[EXTRACTED MATERIAL]
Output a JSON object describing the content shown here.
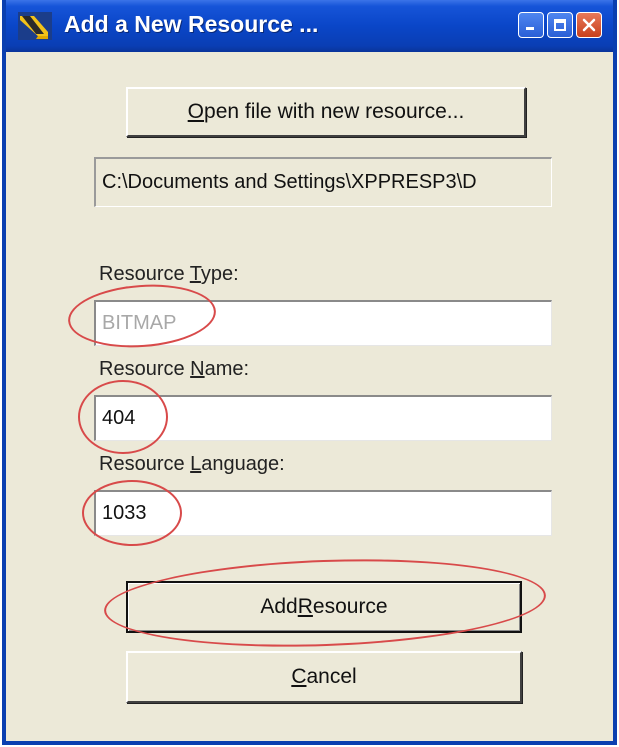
{
  "window": {
    "title": "Add a New Resource ...",
    "title_color": "#ffffff",
    "titlebar_color": "#0a46c8",
    "face_color": "#ece9d8"
  },
  "buttons": {
    "open_file": {
      "pre": "",
      "accel": "O",
      "post": "pen file with new resource..."
    },
    "add_resource": {
      "pre": "Add ",
      "accel": "R",
      "post": "esource"
    },
    "cancel": {
      "pre": "",
      "accel": "C",
      "post": "ancel"
    }
  },
  "path_display": "C:\\Documents and Settings\\XPPRESP3\\D",
  "fields": {
    "type": {
      "label_pre": "Resource ",
      "label_accel": "T",
      "label_post": "ype:",
      "value": "BITMAP",
      "disabled": true
    },
    "name": {
      "label_pre": "Resource ",
      "label_accel": "N",
      "label_post": "ame:",
      "value": "404"
    },
    "language": {
      "label_pre": "Resource ",
      "label_accel": "L",
      "label_post": "anguage:",
      "value": "1033"
    }
  },
  "annotation_color": "#d84a4a",
  "icons": [
    "app-icon",
    "minimize-icon",
    "maximize-icon",
    "close-icon"
  ]
}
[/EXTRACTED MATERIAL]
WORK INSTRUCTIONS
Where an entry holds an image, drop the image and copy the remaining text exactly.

EXERCISE SOLUTION
Output a JSON object describing the content shown here.
{
  "window": {
    "title": "Add a New Resource ...",
    "title_color": "#ffffff",
    "titlebar_color": "#0a46c8",
    "face_color": "#ece9d8"
  },
  "buttons": {
    "open_file": {
      "pre": "",
      "accel": "O",
      "post": "pen file with new resource..."
    },
    "add_resource": {
      "pre": "Add ",
      "accel": "R",
      "post": "esource"
    },
    "cancel": {
      "pre": "",
      "accel": "C",
      "post": "ancel"
    }
  },
  "path_display": "C:\\Documents and Settings\\XPPRESP3\\D",
  "fields": {
    "type": {
      "label_pre": "Resource ",
      "label_accel": "T",
      "label_post": "ype:",
      "value": "BITMAP",
      "disabled": true
    },
    "name": {
      "label_pre": "Resource ",
      "label_accel": "N",
      "label_post": "ame:",
      "value": "404"
    },
    "language": {
      "label_pre": "Resource ",
      "label_accel": "L",
      "label_post": "anguage:",
      "value": "1033"
    }
  },
  "annotation_color": "#d84a4a",
  "icons": [
    "app-icon",
    "minimize-icon",
    "maximize-icon",
    "close-icon"
  ]
}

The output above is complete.